(b) Certification. The committee may certify applicants as program arbitrators if they meet the eligibility requirements stated above and have agreed to accept at least 2 referrals per calendar year.


The committee may decline to certify applicants who do not meet the eligibility requirements set forth above or have been found guilty of, pled guilty to, or been disciplined for misconduct that, in the opinion of the committee, renders those persons inappropriate for service as program arbitrators.


(c) Cessation of Referrals and Removal of Certification. The bar will refer no additional referrals to an arbitrator after probable cause has been found against that arbitrator until the case has been closed. The standing committee may revoke certification of a program arbitrator for any reason that the committee might use to deny initial certification, and for any other reason that the committee believes would render a program arbitrator unfit.

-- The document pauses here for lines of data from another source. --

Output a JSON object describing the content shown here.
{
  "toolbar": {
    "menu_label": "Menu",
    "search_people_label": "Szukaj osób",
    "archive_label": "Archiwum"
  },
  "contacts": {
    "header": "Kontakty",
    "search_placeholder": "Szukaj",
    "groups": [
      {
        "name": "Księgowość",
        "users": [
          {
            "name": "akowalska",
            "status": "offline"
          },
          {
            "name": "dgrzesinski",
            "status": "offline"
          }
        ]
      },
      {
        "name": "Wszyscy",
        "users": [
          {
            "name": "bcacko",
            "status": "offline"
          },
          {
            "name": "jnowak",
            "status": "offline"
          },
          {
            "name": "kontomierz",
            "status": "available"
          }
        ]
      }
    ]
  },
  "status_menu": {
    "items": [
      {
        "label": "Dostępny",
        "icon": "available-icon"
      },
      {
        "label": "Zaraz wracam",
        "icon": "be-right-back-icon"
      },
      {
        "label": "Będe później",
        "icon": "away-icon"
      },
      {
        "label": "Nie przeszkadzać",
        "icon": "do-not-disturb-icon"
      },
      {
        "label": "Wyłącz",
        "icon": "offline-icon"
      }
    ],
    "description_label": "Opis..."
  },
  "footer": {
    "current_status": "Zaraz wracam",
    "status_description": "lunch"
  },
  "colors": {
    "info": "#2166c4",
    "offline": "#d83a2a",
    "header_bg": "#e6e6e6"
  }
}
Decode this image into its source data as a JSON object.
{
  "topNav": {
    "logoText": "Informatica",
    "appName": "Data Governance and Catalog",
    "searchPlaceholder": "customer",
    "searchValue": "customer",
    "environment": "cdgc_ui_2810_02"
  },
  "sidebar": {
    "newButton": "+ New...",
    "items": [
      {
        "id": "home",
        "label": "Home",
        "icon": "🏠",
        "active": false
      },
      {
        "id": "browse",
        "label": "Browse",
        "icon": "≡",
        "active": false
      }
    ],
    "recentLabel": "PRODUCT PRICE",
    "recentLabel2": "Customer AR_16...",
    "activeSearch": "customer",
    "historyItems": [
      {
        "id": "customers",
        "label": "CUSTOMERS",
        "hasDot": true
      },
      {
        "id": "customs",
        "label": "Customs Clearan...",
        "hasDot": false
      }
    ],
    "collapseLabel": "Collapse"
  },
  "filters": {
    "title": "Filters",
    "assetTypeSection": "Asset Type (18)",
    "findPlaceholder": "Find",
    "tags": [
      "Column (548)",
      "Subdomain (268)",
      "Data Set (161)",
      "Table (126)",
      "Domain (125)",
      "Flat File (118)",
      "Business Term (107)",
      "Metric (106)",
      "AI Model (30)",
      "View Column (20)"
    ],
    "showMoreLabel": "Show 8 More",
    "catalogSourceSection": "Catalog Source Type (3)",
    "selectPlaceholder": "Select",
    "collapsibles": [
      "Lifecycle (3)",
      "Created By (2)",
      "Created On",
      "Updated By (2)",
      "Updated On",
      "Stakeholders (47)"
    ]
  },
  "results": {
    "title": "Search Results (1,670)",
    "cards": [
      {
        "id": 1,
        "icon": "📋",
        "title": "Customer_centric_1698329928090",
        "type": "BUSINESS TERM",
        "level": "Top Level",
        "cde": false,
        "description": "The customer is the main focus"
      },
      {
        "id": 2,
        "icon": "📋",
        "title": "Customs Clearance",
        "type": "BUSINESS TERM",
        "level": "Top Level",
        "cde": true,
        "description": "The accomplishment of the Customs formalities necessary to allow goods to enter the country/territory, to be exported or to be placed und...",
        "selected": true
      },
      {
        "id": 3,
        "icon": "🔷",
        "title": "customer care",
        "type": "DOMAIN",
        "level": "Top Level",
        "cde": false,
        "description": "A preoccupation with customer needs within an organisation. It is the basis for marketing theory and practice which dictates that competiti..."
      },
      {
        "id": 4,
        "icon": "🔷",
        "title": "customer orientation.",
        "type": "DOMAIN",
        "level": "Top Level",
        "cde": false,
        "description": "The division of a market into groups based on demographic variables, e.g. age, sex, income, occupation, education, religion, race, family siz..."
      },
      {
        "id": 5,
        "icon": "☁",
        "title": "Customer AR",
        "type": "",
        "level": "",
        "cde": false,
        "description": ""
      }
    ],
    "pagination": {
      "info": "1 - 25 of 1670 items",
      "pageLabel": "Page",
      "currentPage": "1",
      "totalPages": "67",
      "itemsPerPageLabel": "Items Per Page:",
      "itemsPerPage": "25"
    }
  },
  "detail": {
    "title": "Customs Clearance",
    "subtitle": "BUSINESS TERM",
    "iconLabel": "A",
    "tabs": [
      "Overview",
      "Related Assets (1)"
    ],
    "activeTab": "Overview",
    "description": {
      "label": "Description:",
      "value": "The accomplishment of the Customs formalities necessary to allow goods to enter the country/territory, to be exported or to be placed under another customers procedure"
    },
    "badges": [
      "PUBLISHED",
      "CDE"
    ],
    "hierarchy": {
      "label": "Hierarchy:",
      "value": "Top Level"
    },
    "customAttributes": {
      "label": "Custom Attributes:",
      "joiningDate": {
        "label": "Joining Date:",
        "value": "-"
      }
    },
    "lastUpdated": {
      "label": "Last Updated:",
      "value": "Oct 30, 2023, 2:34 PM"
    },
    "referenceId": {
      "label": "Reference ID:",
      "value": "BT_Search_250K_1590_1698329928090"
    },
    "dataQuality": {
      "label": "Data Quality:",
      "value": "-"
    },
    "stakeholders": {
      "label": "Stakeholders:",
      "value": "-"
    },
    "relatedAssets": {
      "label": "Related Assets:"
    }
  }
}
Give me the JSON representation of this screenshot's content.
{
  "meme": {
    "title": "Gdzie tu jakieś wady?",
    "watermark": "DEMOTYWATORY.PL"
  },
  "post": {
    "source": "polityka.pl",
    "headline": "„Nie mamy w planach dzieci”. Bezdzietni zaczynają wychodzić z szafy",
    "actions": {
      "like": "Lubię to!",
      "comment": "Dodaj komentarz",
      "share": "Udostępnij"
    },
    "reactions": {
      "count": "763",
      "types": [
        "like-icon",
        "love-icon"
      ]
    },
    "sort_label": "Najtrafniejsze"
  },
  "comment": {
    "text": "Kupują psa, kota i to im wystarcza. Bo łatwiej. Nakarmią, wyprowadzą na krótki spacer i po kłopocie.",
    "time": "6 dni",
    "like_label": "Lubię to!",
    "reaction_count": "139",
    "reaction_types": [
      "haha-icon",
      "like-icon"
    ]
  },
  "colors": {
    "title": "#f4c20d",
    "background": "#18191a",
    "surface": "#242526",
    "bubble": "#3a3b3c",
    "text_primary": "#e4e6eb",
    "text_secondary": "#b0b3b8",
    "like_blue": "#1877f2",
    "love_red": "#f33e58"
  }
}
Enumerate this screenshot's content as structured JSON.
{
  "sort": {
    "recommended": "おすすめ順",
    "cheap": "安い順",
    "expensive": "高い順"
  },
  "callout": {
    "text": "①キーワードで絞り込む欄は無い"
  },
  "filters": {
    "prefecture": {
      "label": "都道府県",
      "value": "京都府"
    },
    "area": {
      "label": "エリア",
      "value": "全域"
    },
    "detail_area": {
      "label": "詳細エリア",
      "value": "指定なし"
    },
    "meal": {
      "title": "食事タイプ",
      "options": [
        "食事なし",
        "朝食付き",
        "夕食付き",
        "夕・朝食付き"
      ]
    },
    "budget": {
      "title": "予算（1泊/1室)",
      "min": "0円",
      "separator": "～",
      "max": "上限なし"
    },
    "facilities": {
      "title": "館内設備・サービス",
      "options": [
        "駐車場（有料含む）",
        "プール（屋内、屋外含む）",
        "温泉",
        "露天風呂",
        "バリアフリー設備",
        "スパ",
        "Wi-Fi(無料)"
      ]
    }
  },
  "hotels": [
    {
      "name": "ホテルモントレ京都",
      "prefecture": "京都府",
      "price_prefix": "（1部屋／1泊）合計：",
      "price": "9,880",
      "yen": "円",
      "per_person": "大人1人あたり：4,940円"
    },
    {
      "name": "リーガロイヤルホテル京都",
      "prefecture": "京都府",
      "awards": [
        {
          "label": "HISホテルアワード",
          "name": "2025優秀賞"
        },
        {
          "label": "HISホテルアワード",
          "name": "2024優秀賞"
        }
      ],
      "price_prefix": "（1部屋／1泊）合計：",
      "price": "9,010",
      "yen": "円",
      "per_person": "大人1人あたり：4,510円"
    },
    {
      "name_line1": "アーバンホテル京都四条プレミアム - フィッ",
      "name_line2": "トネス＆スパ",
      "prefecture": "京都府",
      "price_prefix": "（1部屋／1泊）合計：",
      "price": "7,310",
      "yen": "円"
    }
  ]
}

(d) Reimbursement of Expenses. Program arbitrators are not compensated for time devoted to or travel incurred in connection with an arbitration conducted within the circuit in which the arbitrator resides. Program arbitrators who conduct arbitrations outside the circuit in which the arbitrator resides may be reimbursed for mileage at the rate approved by the bar’s Budget Committee. Program arbitrators may be reimbursed for out-of-pocket expenses that include, but are not limited to: court reporter fees; telephone calls; photocopying fees (at a maximum of $.25 per page); and translation services.


RULE VIII. DEATH OR INCOMPETENCE OF A PARTY


An arbitration proceeding abates on the filing of suggestion of death of a party or notice of adjudication of incompetency of a party, unless the personal representative or the guardian of the party consents to go forward. An arbitration award made when a party dies or is found incompetent after the close of proceedings is binding on the heirs, administrators, or executors of the deceased and on the estate and guardian of the incompetent.

[Revised: 05/26/2017]